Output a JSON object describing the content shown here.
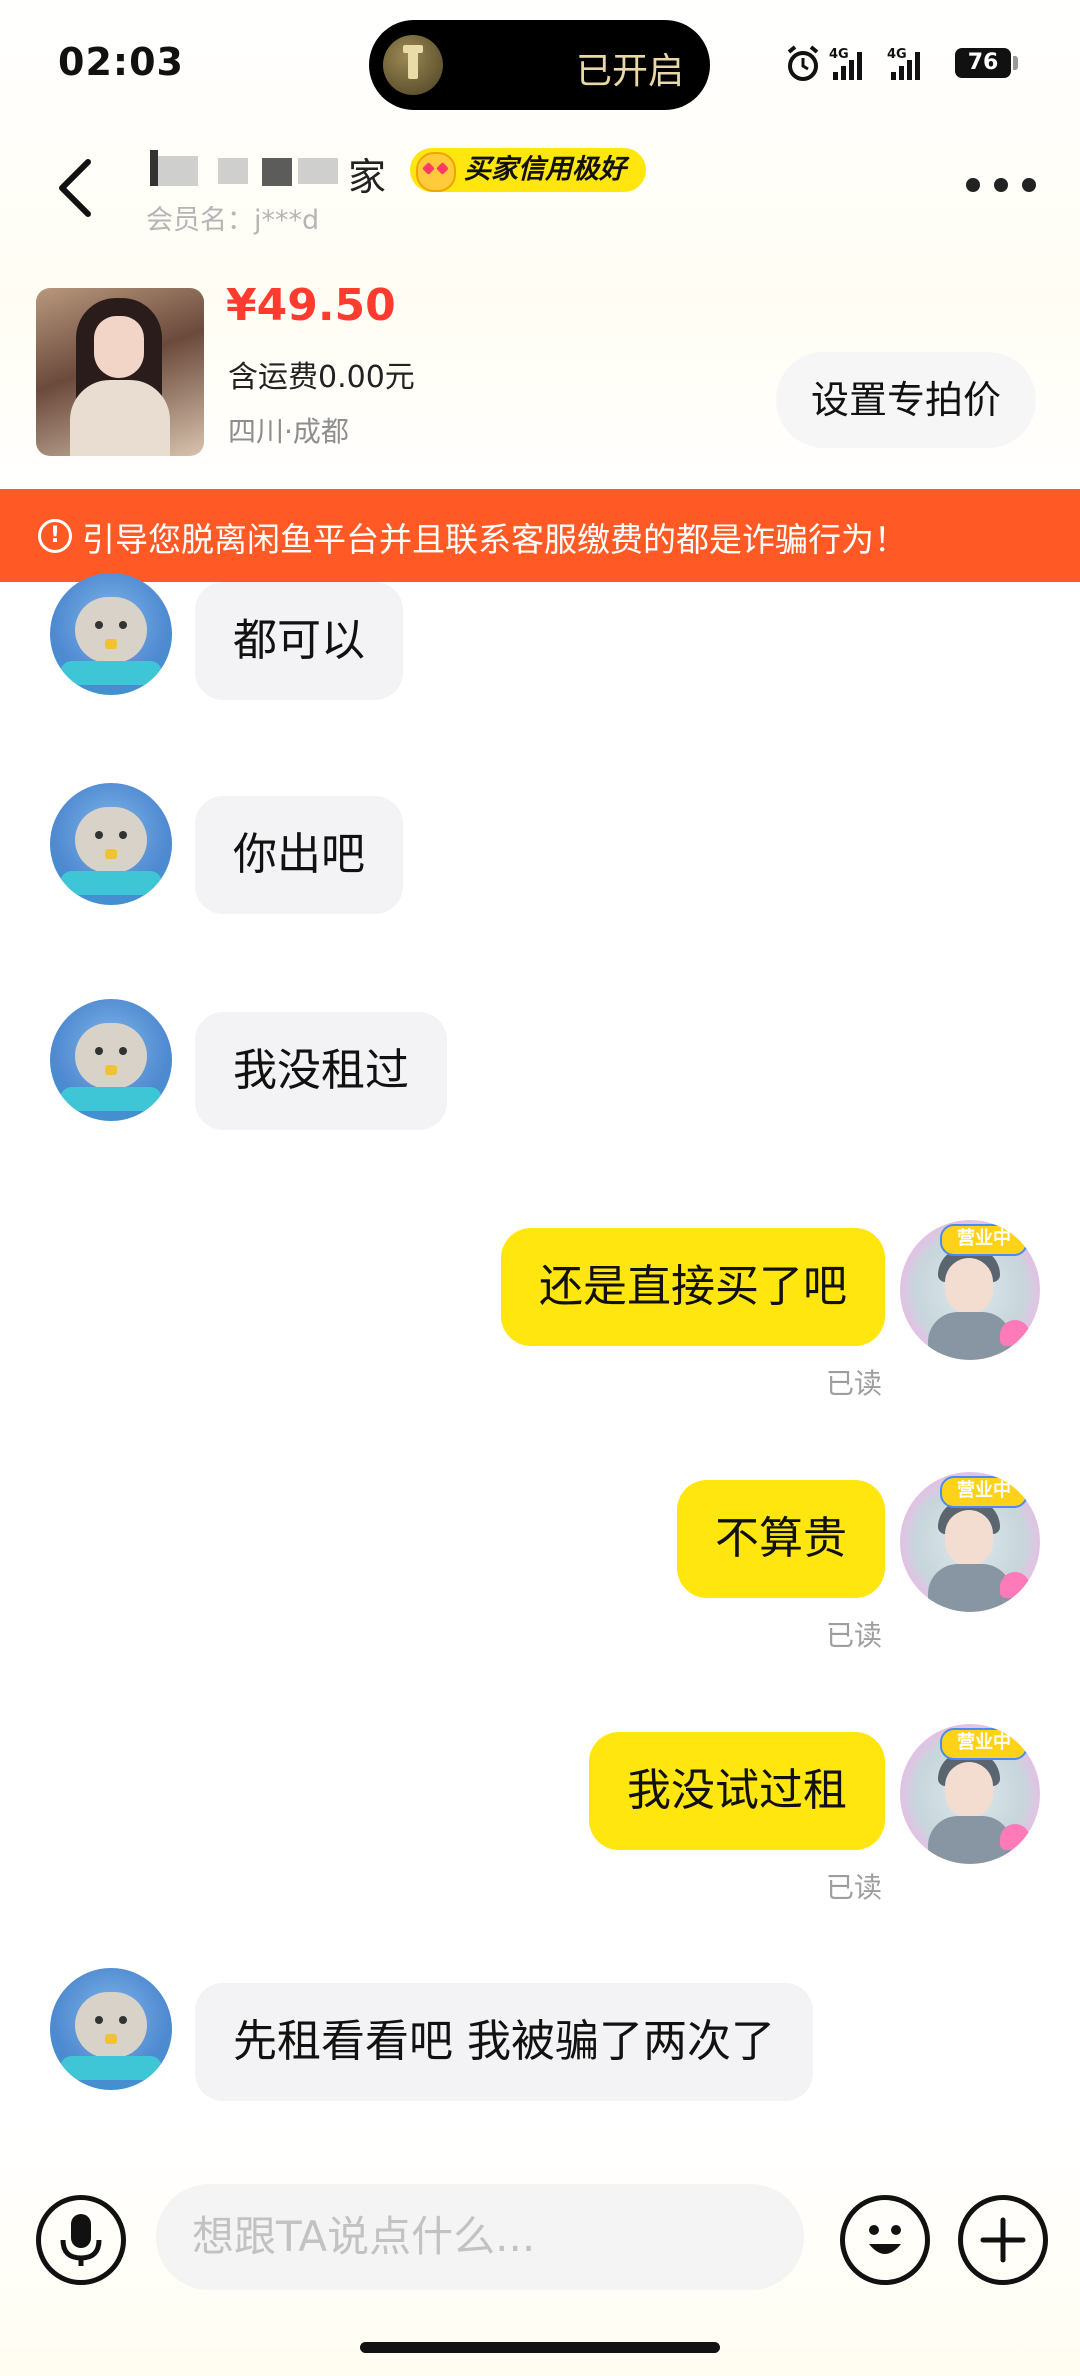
{
  "status_bar": {
    "time": "02:03",
    "island_text": "已开启",
    "network_1": "4G",
    "network_2": "4G",
    "battery": "76"
  },
  "header": {
    "seller_name": "家",
    "credit_badge": "买家信用极好",
    "member_label": "会员名：j***d"
  },
  "product": {
    "price": "¥49.50",
    "shipping": "含运费0.00元",
    "location": "四川·成都",
    "special_price_button": "设置专拍价"
  },
  "warning": {
    "icon": "!",
    "text": "引导您脱离闲鱼平台并且联系客服缴费的都是诈骗行为！"
  },
  "messages": [
    {
      "side": "left",
      "text": "都可以"
    },
    {
      "side": "left",
      "text": "你出吧"
    },
    {
      "side": "left",
      "text": "我没租过"
    },
    {
      "side": "right",
      "text": "还是直接买了吧",
      "status": "已读"
    },
    {
      "side": "right",
      "text": "不算贵",
      "status": "已读"
    },
    {
      "side": "right",
      "text": "我没试过租",
      "status": "已读"
    },
    {
      "side": "left",
      "text": "先租看看吧 我被骗了两次了"
    }
  ],
  "avatar_tag": "营业中",
  "input": {
    "placeholder": "想跟TA说点什么..."
  },
  "colors": {
    "accent_yellow": "#ffe60f",
    "price_red": "#ff3b30",
    "warning_orange": "#ff5a26"
  }
}
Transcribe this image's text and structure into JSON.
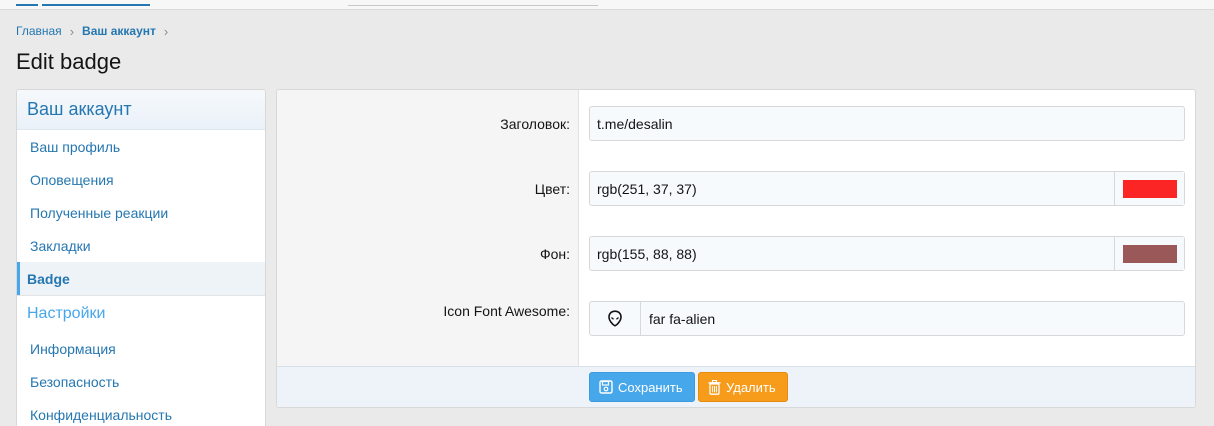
{
  "breadcrumb": [
    {
      "label": "Главная"
    },
    {
      "label": "Ваш аккаунт"
    }
  ],
  "page_title": "Edit badge",
  "sidebar": {
    "heading": "Ваш аккаунт",
    "items": [
      {
        "label": "Ваш профиль"
      },
      {
        "label": "Оповещения"
      },
      {
        "label": "Полученные реакции"
      },
      {
        "label": "Закладки"
      },
      {
        "label": "Badge",
        "active": true
      }
    ],
    "section2_heading": "Настройки",
    "items2": [
      {
        "label": "Информация"
      },
      {
        "label": "Безопасность"
      },
      {
        "label": "Конфиденциальность"
      }
    ]
  },
  "form": {
    "title_label": "Заголовок:",
    "title_value": "t.me/desalin",
    "color_label": "Цвет:",
    "color_value": "rgb(251, 37, 37)",
    "color_swatch": "#fb2525",
    "bg_label": "Фон:",
    "bg_value": "rgb(155, 88, 88)",
    "bg_swatch": "#9b5858",
    "icon_label": "Icon Font Awesome:",
    "icon_name": "alien-icon",
    "icon_value": "far fa-alien"
  },
  "buttons": {
    "save_label": "Сохранить",
    "delete_label": "Удалить",
    "save_color": "#47a7eb",
    "delete_color": "#f79b1b"
  }
}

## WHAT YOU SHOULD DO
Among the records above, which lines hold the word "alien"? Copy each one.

## WRITTEN ANSWER
    "icon_name": "alien-icon",
    "icon_value": "far fa-alien"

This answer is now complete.